None, however, addressed the congress in person. “Victims need to be believed,” one pleaded by video, urging bishops to collaborate with civil authorities.
Francis, who had initially inspired hopes for action after his election in 2013, placed himself in the ranks of abuse skeptics early last year, when he accused victims of slandering bishops during a trip to Chile.
The outcry from victims was fast and furious. Criticism reached a fever pitch last summer, when the Pennsylvania attorney general released a scathing grand jury report and prelates in Francis’ own hierarchy also accused him of covering up for abusers.
Since last year, Francis has undergone something of a conversion on the issue, admitting errors, asking forgiveness and toughening his stance toward those who covered up the crimes. He has pushed out bishops in Chile and last week defrocked the American former cardinal Theodore McCarrick.
Francis called for the four-day meeting at the Vatican last September, with the apparent aim of relieving some pressure, but it has also increased expectations.
Some of the bishops have long denied that clerical sex abuse was a problem, or suggested that it exists only in the Anglo-Saxon world, or is a result of homosexuality in the church, a contention discredited by most scientific studies.
When bishops have acknowledged abuse, they often treated it as a sin to forgive rather than a crime to prosecute, reflexively protected their own and believed bishops over victims.
After the pope spoke, the Holy See said the assembled bishops watched video presentations of testimony from victims, who were not identified to the news media. It was an exercise in spreading the word that the abuses were real.
“The first thing they did was to treat me as a liar, turn their backs and tell me that I, and others, were enemies of the Church,’’ one victim, apparently from Chile, said of the church leaders.

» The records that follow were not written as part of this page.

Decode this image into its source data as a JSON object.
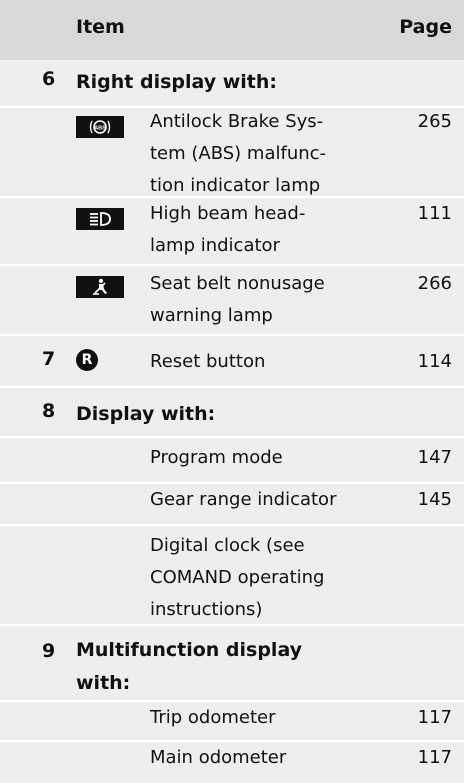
{
  "header": {
    "item": "Item",
    "page": "Page"
  },
  "rows": [
    {
      "num": "6",
      "label": "Right display with:"
    },
    {
      "icon": "abs-icon",
      "desc": "Antilock Brake Sys-\ntem (ABS) malfunc-\ntion indicator lamp",
      "page": "265"
    },
    {
      "icon": "high-beam-icon",
      "desc": "High beam head-\nlamp indicator",
      "page": "111"
    },
    {
      "icon": "seat-belt-icon",
      "desc": "Seat belt nonusage\nwarning lamp",
      "page": "266"
    },
    {
      "num": "7",
      "icon": "reset-icon",
      "icon_text": "R",
      "desc": "Reset button",
      "page": "114"
    },
    {
      "num": "8",
      "label": "Display with:"
    },
    {
      "desc": "Program mode",
      "page": "147"
    },
    {
      "desc": "Gear range indicator",
      "page": "145"
    },
    {
      "desc": "Digital clock (see\nCOMAND operating\ninstructions)",
      "page": ""
    },
    {
      "num": "9",
      "label": "Multifunction display\nwith:"
    },
    {
      "desc": "Trip odometer",
      "page": "117"
    },
    {
      "desc": "Main odometer",
      "page": "117"
    }
  ],
  "colors": {
    "header_bg": "#d9d9d9",
    "row_bg": "#eeeeee",
    "icon_bg": "#111111",
    "icon_fg": "#ffffff"
  }
}
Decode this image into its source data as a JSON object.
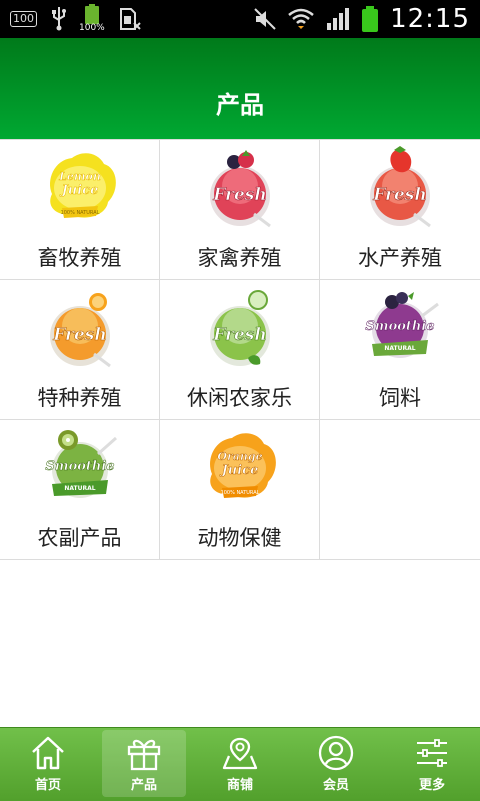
{
  "status_bar": {
    "badge": "100",
    "battery_small_pct": "100%",
    "time": "12:15",
    "icons": [
      "100-badge-icon",
      "usb-icon",
      "battery-icon",
      "sim-icon",
      "mute-icon",
      "wifi-icon",
      "signal-icon",
      "battery-full-icon"
    ]
  },
  "header": {
    "title": "产品"
  },
  "categories": [
    {
      "label": "畜牧养殖",
      "art": "lemon-juice-label-icon",
      "badge_text": "Lemon Juice",
      "color": "#f2d21b"
    },
    {
      "label": "家禽养殖",
      "art": "fresh-raspberry-label-icon",
      "badge_text": "Fresh",
      "color": "#e04358"
    },
    {
      "label": "水产养殖",
      "art": "fresh-strawberry-label-icon",
      "badge_text": "Fresh",
      "color": "#e85845"
    },
    {
      "label": "特种养殖",
      "art": "fresh-orange-label-icon",
      "badge_text": "Fresh",
      "color": "#f49b2c"
    },
    {
      "label": "休闲农家乐",
      "art": "fresh-cucumber-label-icon",
      "badge_text": "Fresh",
      "color": "#8bc34a"
    },
    {
      "label": "饲料",
      "art": "smoothie-blueberry-label-icon",
      "badge_text": "Smoothie",
      "color": "#8e3a8f"
    },
    {
      "label": "农副产品",
      "art": "smoothie-kiwi-label-icon",
      "badge_text": "Smoothie",
      "color": "#7cb342"
    },
    {
      "label": "动物保健",
      "art": "orange-juice-label-icon",
      "badge_text": "Orange Juice",
      "color": "#f7a21b"
    }
  ],
  "nav": {
    "items": [
      {
        "label": "首页",
        "icon": "home-icon"
      },
      {
        "label": "产品",
        "icon": "gift-icon"
      },
      {
        "label": "商铺",
        "icon": "map-pin-icon"
      },
      {
        "label": "会员",
        "icon": "user-icon"
      },
      {
        "label": "更多",
        "icon": "sliders-icon"
      }
    ],
    "active": "产品"
  }
}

‘‘This pattern exists not only in Chile,’’ the victim added. ‘‘It exists all over the world, and this must end.”
A 53-year-old priest also addressed the conference on a prerecorded video and recounted his own abuse by another priest.
One victim spoke of being sexually molested more than a hundred times, and of having the abuse covered up by religious superiors.

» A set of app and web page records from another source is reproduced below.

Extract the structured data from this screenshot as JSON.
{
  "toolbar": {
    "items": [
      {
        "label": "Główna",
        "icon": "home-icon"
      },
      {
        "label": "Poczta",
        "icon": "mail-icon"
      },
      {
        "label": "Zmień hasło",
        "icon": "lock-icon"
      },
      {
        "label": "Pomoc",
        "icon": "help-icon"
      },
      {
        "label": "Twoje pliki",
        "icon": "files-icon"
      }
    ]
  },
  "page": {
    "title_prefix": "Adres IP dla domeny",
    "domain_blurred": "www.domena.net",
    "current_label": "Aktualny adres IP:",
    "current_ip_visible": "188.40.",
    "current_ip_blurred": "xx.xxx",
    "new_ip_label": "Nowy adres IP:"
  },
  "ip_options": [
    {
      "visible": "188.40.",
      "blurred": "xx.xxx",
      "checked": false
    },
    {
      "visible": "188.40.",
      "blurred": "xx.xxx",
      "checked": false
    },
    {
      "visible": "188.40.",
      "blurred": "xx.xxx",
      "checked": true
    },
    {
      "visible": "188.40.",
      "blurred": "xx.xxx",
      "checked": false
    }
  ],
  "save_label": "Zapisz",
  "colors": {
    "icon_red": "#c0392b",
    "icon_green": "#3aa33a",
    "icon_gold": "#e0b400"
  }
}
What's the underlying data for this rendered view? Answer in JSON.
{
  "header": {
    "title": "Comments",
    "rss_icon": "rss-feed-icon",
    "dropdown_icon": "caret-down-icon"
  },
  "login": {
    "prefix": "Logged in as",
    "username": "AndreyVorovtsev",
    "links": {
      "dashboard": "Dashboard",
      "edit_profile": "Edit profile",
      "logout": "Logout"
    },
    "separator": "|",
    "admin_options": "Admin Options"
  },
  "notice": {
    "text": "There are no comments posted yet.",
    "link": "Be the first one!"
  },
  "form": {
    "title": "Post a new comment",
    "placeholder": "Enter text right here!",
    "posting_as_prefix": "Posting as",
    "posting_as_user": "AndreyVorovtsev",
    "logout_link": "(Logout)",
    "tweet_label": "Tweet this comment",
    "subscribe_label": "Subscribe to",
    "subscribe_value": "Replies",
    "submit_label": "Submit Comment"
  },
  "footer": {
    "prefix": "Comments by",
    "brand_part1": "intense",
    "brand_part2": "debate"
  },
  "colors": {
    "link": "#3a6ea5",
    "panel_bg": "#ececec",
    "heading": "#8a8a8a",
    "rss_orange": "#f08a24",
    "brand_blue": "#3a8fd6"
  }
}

“I’ll request the bishops to get their act clear because this is one of the time bombs happening in the church of Asia,” the victim said.
Cardinal Luis Antonio Tagle of the Philippines, widely considered a contender to be the next pope, also addressed the gathering.

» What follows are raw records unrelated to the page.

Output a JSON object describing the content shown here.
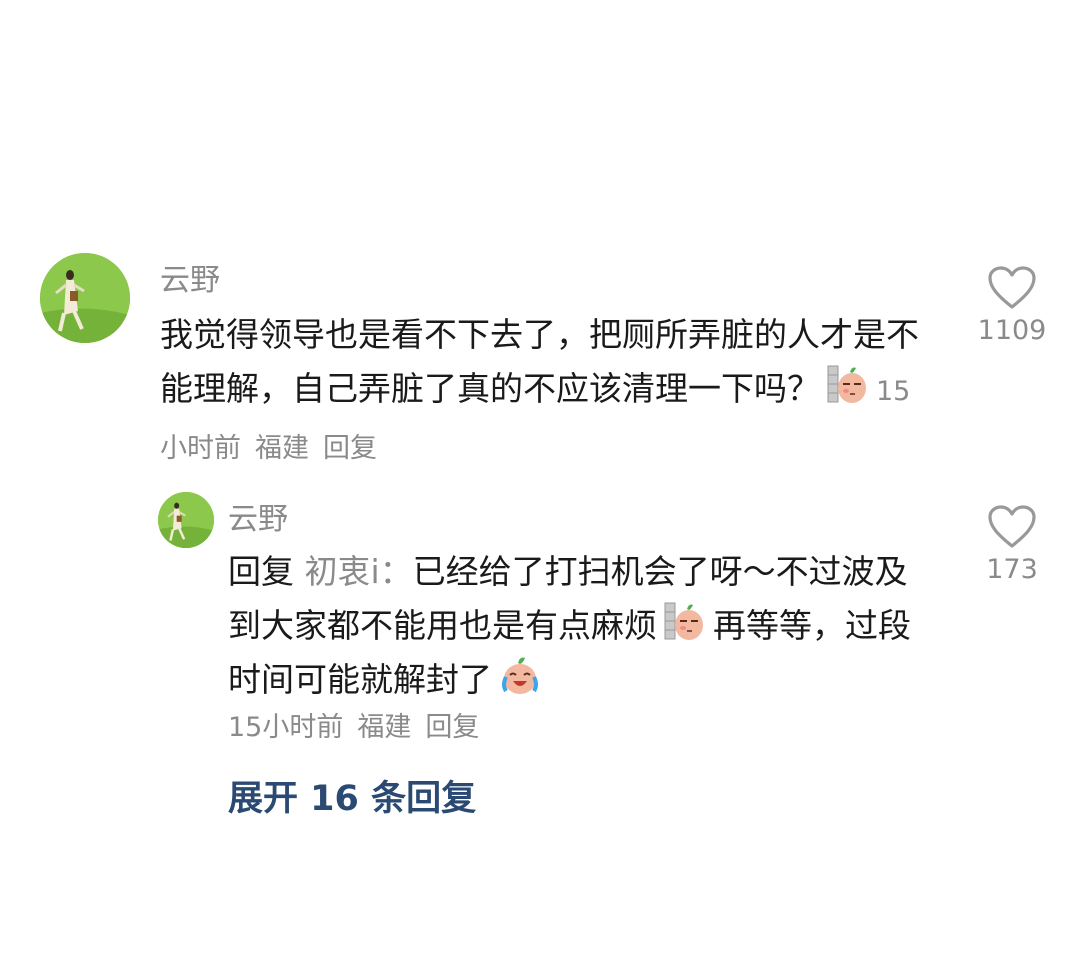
{
  "comment": {
    "author": "云野",
    "avatar_icon": "runner-on-grass-avatar",
    "text": "我觉得领导也是看不下去了，把厕所弄脏的人才是不能理解，自己弄脏了真的不应该清理一下吗？",
    "emoji": "peeking-sweet-potato-emoji",
    "time": "15小时前",
    "location": "福建",
    "reply_label": "回复",
    "likes": "1109"
  },
  "reply": {
    "author": "云野",
    "avatar_icon": "runner-on-grass-avatar",
    "prefix": "回复",
    "mention": "初衷i：",
    "text_part1": "已经给了打扫机会了呀～不过波及到大家都不能用也是有点麻烦",
    "emoji1": "peeking-sweet-potato-emoji",
    "text_part2": "再等等，过段时间可能就解封了",
    "emoji2": "crying-laughing-sweet-potato-emoji",
    "time": "15小时前",
    "location": "福建",
    "reply_label": "回复",
    "likes": "173"
  },
  "expand_label": "展开 16 条回复",
  "colors": {
    "text": "#1a1a1a",
    "muted": "#8a8a8a",
    "link": "#2b4a73"
  }
}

“Wounds have been inflicted by us bishops” that they needed to face, said Cardinal Tagle, who has himself come under criticism from victims’ groups for his apparent lack of commitment to zero-tolerance policies.
But he also sought to balance the faith’s belief in “unconditional love for those who have done wrong” with the need for justice for victims.
That emphasis on mercy was in keeping with Pope Francis’ own past remarks and the concerns of many of the bishops who fear that clergy are being unfairly targeted.
But such suggestions were likely to enrage victims’ groups, who have grown tired of abstract responses, filled with biblical allegory, and demand concrete solutions.
Archbishop Scicluna, the Vatican’s sex crimes investigator argued that the pope’s reflections points were ‘‘very, very concrete.”
They included codifying the participation of lay experts in sexual abuse investigations; preventing the names of accused clerics being published before convictions; and requiring reporting to civil authorities and church superiors.
He gave the bishops a detailed step of what exactly they were supposed to do when confronted with abuse cases and said that candidates for the priesthood needed to undergo more rigorous screening.
The faithful, he said, “have the duty and the right” to report abuse and that “civil or domestic laws should be obeyed.” Guilty verdicts, he said, should be promptly communicated publicly.
But some of the bishops in the hall said this was not a new lesson.
“These things are known,” Bishop Ricardo Ernesto Centellas Guzmán, president of the Bolivian Bishops’ Conference, said as he walked out of the Vatican on his lunch break. “There is nothing new.”
Orignially published in NYT.